    ...Ward v. Rock Against Racism, 491 U.S. 781, 791, 109 S.Ct. 2746, 105 L.Ed.2d 661 (1989) ); see also Lusk v. Village of Cold Spring, 475 F.3d 480, 495 n. 16 (2d Cir.2007) ("[C]ontent-neutral criteria for political and other signage that are sufficiently objective and precise, and that permit ......
  • Connecticut Bar Ass'n v. U.S., Civil Action No. 3:06-CV-729 (CFD).
    • United States
    • United States District Courts. 2nd Circuit. United States District Court (Connecticut)
    • September 9, 2008
    ...make them a fair ground for litigation, and a balance of the hardships tipping decidedly in their favor. Lusk v. Village of Cold Spring, 475 F.3d 480, 485 (2d B. Motion to Dismiss 1. Failure to State a Claim—Rule 12(b)(6) The threshold for surviving the motion to dismiss does not rise to th......
  • Robar v. Vill. of Potsdam Bd. of Trs., 8:20-CV-0972 (LEK/DJS)
    • United States
    • United States District Courts. 2nd Circuit. United States District Court of Northern District of New York
    • September 21, 2020
    ...to serve a significant governmental interest, [and] leave open ample alternatives for communication[.]" Lusk v. Vill. of Cold Spring, 475 F.3d 480, 493 (2d Cir. 2007) (internal quotation marks and alterations omitted). These requirements are conjunctive, and the failure to meet any one of t......
  • M.B. ex rel.
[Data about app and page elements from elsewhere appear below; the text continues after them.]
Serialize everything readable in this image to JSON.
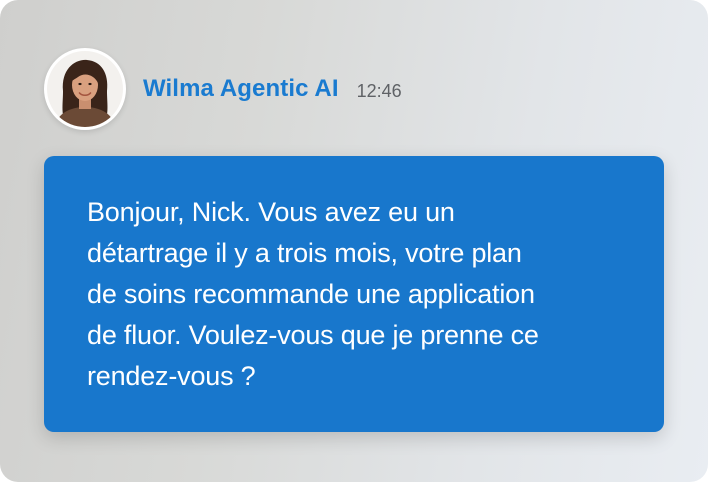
{
  "agent": {
    "name": "Wilma Agentic AI",
    "time": "12:46",
    "avatar_icon": "woman-portrait-avatar"
  },
  "message": {
    "lines": [
      "Bonjour, Nick. Vous avez eu un",
      "détartrage il y a trois mois, votre plan",
      "de soins recommande une application",
      "de fluor. Voulez-vous que je prenne ce",
      "rendez-vous ?"
    ]
  },
  "colors": {
    "accent": "#1a7bd0",
    "bubble": "#1877cc",
    "bubble_text": "#ffffff",
    "timestamp": "#5f6266"
  }
}
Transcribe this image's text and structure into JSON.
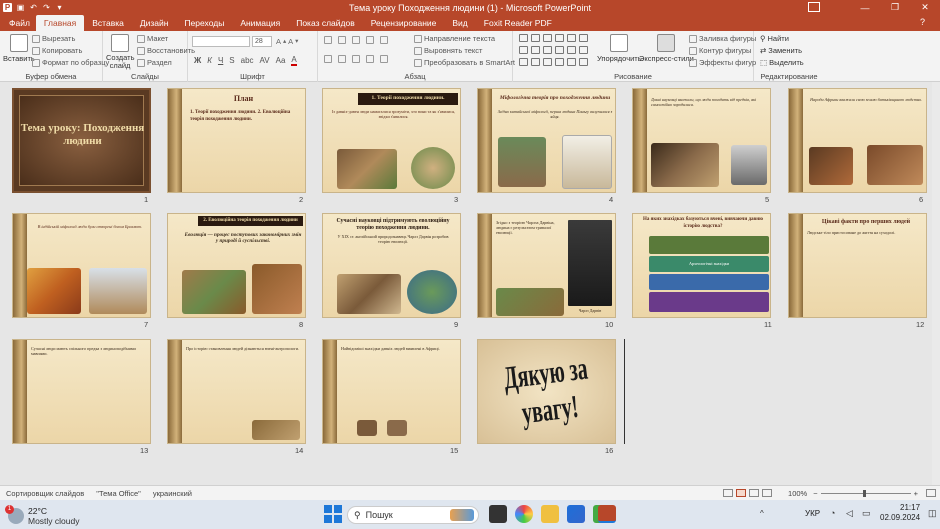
{
  "window": {
    "title": "Тема уроку Походження людини (1) - Microsoft PowerPoint",
    "app_badge": "P"
  },
  "ribbon_tabs": [
    "Файл",
    "Главная",
    "Вставка",
    "Дизайн",
    "Переходы",
    "Анимация",
    "Показ слайдов",
    "Рецензирование",
    "Вид",
    "Foxit Reader PDF"
  ],
  "active_tab": "Главная",
  "ribbon": {
    "clipboard": {
      "label": "Буфер обмена",
      "paste": "Вставить",
      "cut": "Вырезать",
      "copy": "Копировать",
      "format_painter": "Формат по образцу"
    },
    "slides": {
      "label": "Слайды",
      "new_slide": "Создать слайд",
      "layout": "Макет",
      "reset": "Восстановить",
      "section": "Раздел"
    },
    "font": {
      "label": "Шрифт",
      "size": "28"
    },
    "paragraph": {
      "label": "Абзац",
      "text_direction": "Направление текста",
      "align_text": "Выровнять текст",
      "smartart": "Преобразовать в SmartArt"
    },
    "drawing": {
      "label": "Рисование",
      "arrange": "Упорядочить",
      "quick_styles": "Экспресс-стили",
      "shape_fill": "Заливка фигуры",
      "shape_outline": "Контур фигуры",
      "shape_effects": "Эффекты фигур"
    },
    "editing": {
      "label": "Редактирование",
      "find": "Найти",
      "replace": "Заменить",
      "select": "Выделить"
    }
  },
  "slides": [
    {
      "n": "1",
      "title": "Тема уроку: Походження людини"
    },
    {
      "n": "2",
      "title": "План",
      "text": "1. Теорії походження людини. 2. Еволюційна теорія походження людини."
    },
    {
      "n": "3",
      "title": "1. Теорії походження людини.",
      "text": "Із давніх-давен люди намагалися зрозуміти, хто вони та як з'явилися, звідки з'явилися."
    },
    {
      "n": "4",
      "title": "Міфологічна теорія про походження людини",
      "text": "Згідно китайської міфології, перша людина Паньгу вилупилася з яйця."
    },
    {
      "n": "5",
      "text": "Давні науковці вважали, що люди походять від предків, які самостійно зародилися."
    },
    {
      "n": "6",
      "text": "Народи Африки вважали свою землю батьківщиною людства."
    },
    {
      "n": "7",
      "text": "В індійській міфології люди були створені богом Брахмою."
    },
    {
      "n": "8",
      "title": "2. Еволюційна теорія походження людини",
      "text": "Еволюція — процес поступових закономірних змін у природі й суспільстві."
    },
    {
      "n": "9",
      "title": "Сучасні науковці підтримують еволюційну теорію походження людини.",
      "text": "У XIX ст. англійський природознавець Чарлз Дарвін розробив теорію еволюції."
    },
    {
      "n": "10",
      "text": "Згідно з теорією Чарлза Дарвіна, людина є результатом тривалої еволюції.",
      "caption": "Чарлз Дарвін"
    },
    {
      "n": "11",
      "title": "На яких знахідках базуються вчені, вивчаючи давню історію людства?",
      "text": "Археологічні знахідки"
    },
    {
      "n": "12",
      "title": "Цікаві факти про перших людей",
      "text": "Людське тіло пристосоване до життя на суходолі."
    },
    {
      "n": "13",
      "text": "Сучасні люди мають спільного предка з людиноподібними мавпами."
    },
    {
      "n": "14",
      "text": "Про історію становлення людей дізнаються вчені-антропологи."
    },
    {
      "n": "15",
      "text": "Найвідоміші знахідки давніх людей виявлені в Африці."
    },
    {
      "n": "16",
      "title": "Дякую за увагу!"
    }
  ],
  "status": {
    "view": "Сортировщик слайдов",
    "theme": "\"Тема Office\"",
    "language": "украинский",
    "zoom": "100%"
  },
  "taskbar": {
    "weather_temp": "22°C",
    "weather_desc": "Mostly cloudy",
    "search": "Пошук",
    "lang": "УКР",
    "time": "21:17",
    "date": "02.09.2024",
    "badge": "1"
  }
}
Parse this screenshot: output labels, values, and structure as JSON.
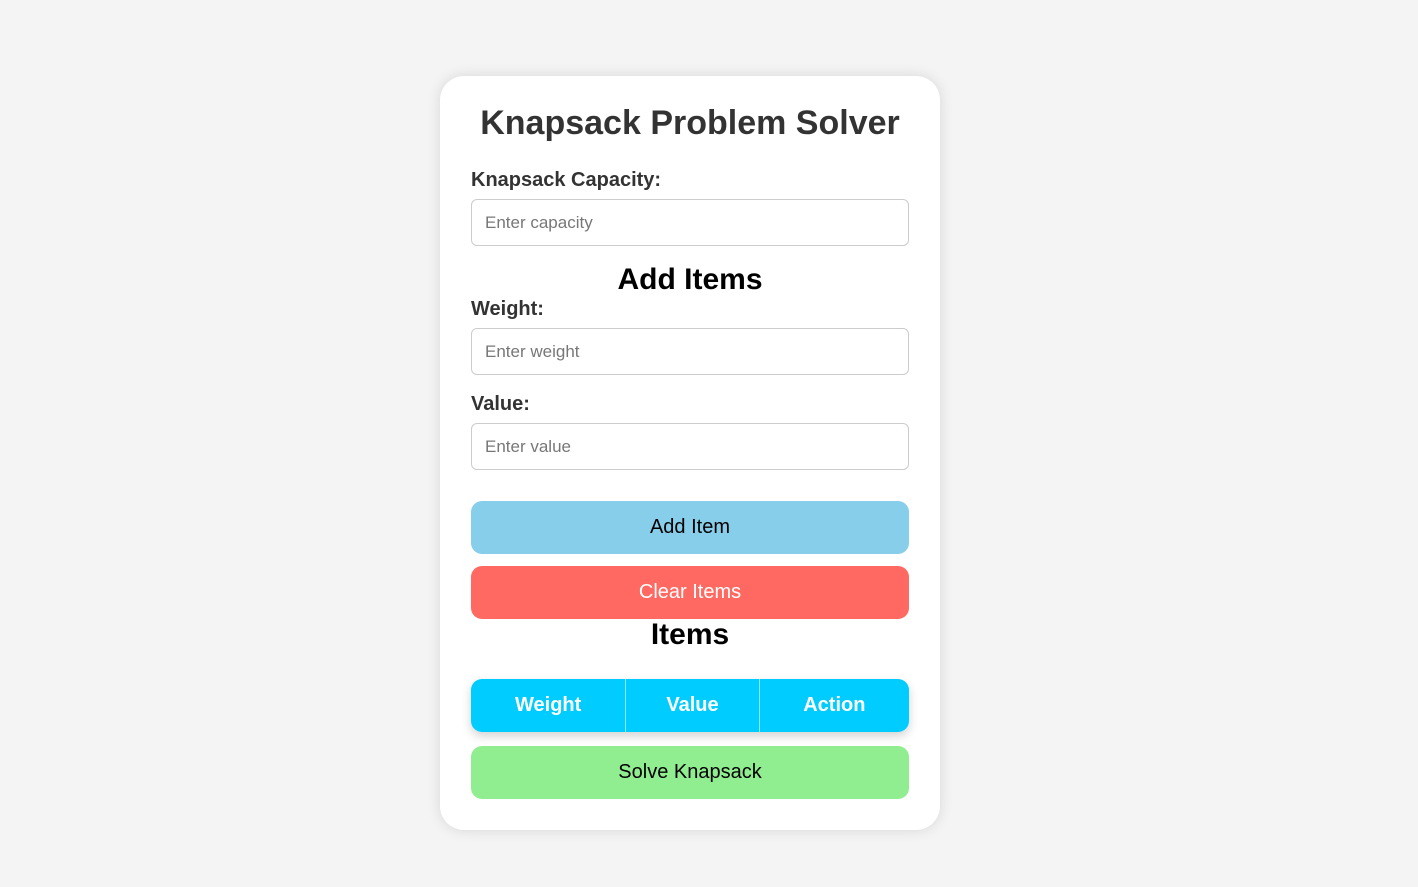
{
  "app": {
    "title": "Knapsack Problem Solver"
  },
  "capacity": {
    "label": "Knapsack Capacity:",
    "placeholder": "Enter capacity",
    "value": ""
  },
  "add_items": {
    "heading": "Add Items",
    "weight_label": "Weight:",
    "weight_placeholder": "Enter weight",
    "value_label": "Value:",
    "value_placeholder": "Enter value"
  },
  "buttons": {
    "add_item": "Add Item",
    "clear_items": "Clear Items",
    "solve": "Solve Knapsack"
  },
  "items": {
    "heading": "Items",
    "columns": [
      "Weight",
      "Value",
      "Action"
    ],
    "rows": []
  },
  "colors": {
    "background": "#f4f4f4",
    "add_button": "#87ceeb",
    "clear_button": "#ff6961",
    "solve_button": "#90ee90",
    "table_header": "#00ccff"
  }
}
Martin v. Liverpool Central School, No. 5:04-CV-1255.
    • United States
    • United States District Courts. 2nd Circuit. United States District Court of Northern District of New York
    • March 30, 2007
    ...on official permission — a Parks Department permit — they do constitute a `prior restraint' on speech."); Lusk v. Village of Cold Spring, 475 F.3d 480, 485 (2d Cir.2007) ("A law requiring prior administrative approval of speech, falls within the prior restraint Plaintiffs contend, that KFA-......
  • Request a trial to view additional results

VLEX uses login cookies to provide you with a better browsing experience. If you click on 'Accept' or continue browsing this site we consider that you accept our cookie policy. ACCEPT